Scan the entries below for the word "Aktivitas" and copy every line where it turns up.

---------- DATA LISTING

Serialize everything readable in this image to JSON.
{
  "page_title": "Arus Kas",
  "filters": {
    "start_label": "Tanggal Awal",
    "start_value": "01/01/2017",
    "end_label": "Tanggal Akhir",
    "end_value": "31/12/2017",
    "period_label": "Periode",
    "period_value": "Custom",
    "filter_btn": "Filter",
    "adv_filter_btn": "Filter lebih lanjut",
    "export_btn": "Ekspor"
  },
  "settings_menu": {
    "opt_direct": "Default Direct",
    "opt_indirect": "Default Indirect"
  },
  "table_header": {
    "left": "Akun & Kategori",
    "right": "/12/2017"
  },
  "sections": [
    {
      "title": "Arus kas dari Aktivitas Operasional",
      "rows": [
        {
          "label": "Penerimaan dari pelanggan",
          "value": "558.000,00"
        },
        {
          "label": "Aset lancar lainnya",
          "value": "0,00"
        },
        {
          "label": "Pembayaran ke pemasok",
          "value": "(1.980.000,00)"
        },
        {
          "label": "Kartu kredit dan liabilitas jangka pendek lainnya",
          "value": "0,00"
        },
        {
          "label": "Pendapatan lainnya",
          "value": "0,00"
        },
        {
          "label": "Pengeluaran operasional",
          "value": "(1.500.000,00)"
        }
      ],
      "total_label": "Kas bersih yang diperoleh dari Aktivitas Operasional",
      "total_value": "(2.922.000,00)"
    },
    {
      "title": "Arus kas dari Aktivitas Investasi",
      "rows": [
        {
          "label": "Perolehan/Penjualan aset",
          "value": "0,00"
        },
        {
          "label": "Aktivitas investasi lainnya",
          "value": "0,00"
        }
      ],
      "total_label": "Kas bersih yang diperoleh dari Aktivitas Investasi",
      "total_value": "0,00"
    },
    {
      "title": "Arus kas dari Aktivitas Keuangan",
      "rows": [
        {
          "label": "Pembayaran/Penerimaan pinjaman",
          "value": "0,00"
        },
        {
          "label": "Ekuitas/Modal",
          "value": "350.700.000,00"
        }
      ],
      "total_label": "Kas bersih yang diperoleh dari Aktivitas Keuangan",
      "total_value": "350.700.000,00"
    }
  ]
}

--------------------

- **COMPLETED TASK**:
      "title": "Arus kas dari Aktivitas Operasional",
      "total_label": "Kas bersih yang diperoleh dari Aktivitas Operasional",
      "title": "Arus kas dari Aktivitas Investasi",
          "label": "Aktivitas investasi lainnya",
      "total_label": "Kas bersih yang diperoleh dari Aktivitas Investasi",
      "title": "Arus kas dari Aktivitas Keuangan",
      "total_label": "Kas bersih yang diperoleh dari Aktivitas Keuangan",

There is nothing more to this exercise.